Over the course of the past week, many have tried to digest what occurred in the recent mid-term election held in the United States which saw the Republicans lose their majorities in both Houses of Congress. A recurrent theme of those analyzing is that this clearly was not a win by the Democrats more than it was very much a "firing" of the Republicans across the board.
Generally speaking, when trying to determine how the winner won, or how the loser lost, it should not be done in a vacuum. One must consider how both sides "played" and what each side's strategy did to compliment or oppose the other's. Taking the sports analogy a bit further, if one side puts all of its efforts into offense and no time towards defense, it may be acknowledged that some of the time preparing for the contest could have been distributed more wisely.
In this game the commentators are repeating that the Democrats didn't win as much as the Republicans lost. So long as this mantra is repeated when talking of the historical fact whereby the Republicans took both the House and the Senate in 1994 this might be acceptable post-game coverage. However this generally is not the popular way to refer to that Democratic defeat; instead it is more often defined in the popular media as the "Republican Revolution". An astounding victory, and a sea change event for the entire country.

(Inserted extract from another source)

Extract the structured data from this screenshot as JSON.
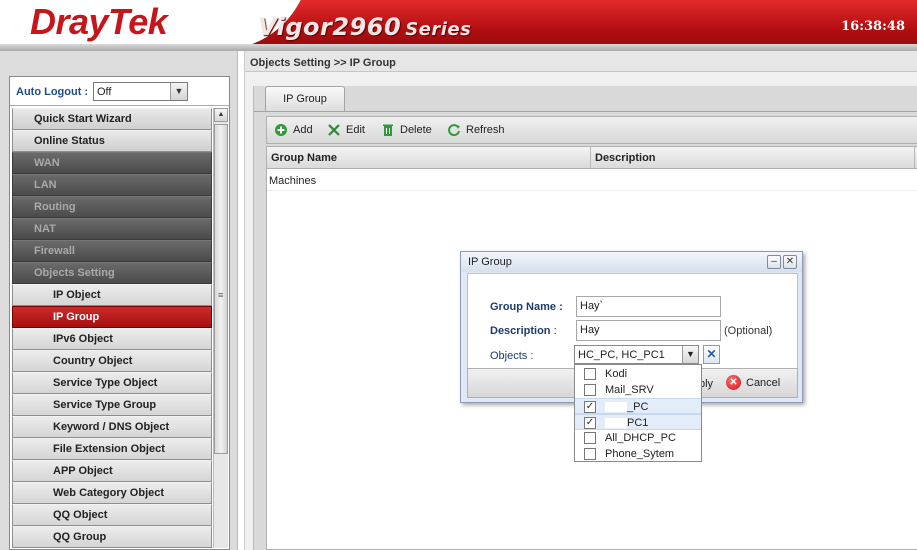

It becomes convenient to disregard the poor standing and downright contempt held for the then Democratically-controlled Congress. Of course it seems petty to quibble over the semantics, but the larger point is that both losses can be traced back to a dereliction of duty to the first branch of government and the minority party taking advantage of said dereliction.
In keeping with the sports analogy, the Republicans spent a fair portion of the last ninety days on offense with what little ammunition they had left: liberals will raise taxes on working families, they'll call for immediate withdrawal from Iraq, and national security compels a vote for Republicans. Aside from a hodgepodge of social issues to wave the flag around, national conservatives had a very difficult case to present to the American people. To play defense on Iraq was incredibly difficult after the summer of 2006, where civil war seemed by far the general course of that country than peace and stability. By ceding to the White House the expensive Medicare Part D program, Republicans couldn't reliably run on fiscal conservatism to lend credence to the normal attacks on liberals that they would run up the deficit on social spending. In fact, conservatives could only look at the Federal red ink and blush profusely. Add in a total abandonment of ethical standards (Abramoff , Cunningham, Ney, Foley, et al) and what was really left to defend?
Conversely, the Democrats took a fair amount of criticism from their counterparts for not offering an "alternative" or "a plan" for contending with the issues of the day. Eventually the 6-point plan for 2006 was introduced, but akin to the Contract with America proposed by the Republicans in 1994, not many voters heard nor voted on the basis of such a proposition. Instead, much of 2006 was spent on what ostensibly appears to be defense. By not committing egregious blunders during the final session of the 109th the Democrats presented a restrained opposition, turning aside Republican attacks. With Iraq not getting better, the only bit of offense that was needed was a drumming corps cadence of reminders about the reality on the ground in Iraq.
With upwards of 60% of the electorate not satisfied with the occupation and a rubber-stamp Republican Congress holding the bag come election time, it was not surprising to see the House shift. It was too close to call the Senate, but as it worked out the Democrats took that body as well two days after election day.
Did the Republicans lose the election in 2006? Yes, as much as the Democrats did in 1994. The first branch clearly reflects the national mood of the electorate, and it is up to the incoming majority to fashion appropriate responses to the problems and issues of the day. To those that say this was a revolution or would like to infer that America has now switched solidly behind a new Democratic majority, wait twelve years and then make that observation. Democracies can be fickle over the long haul.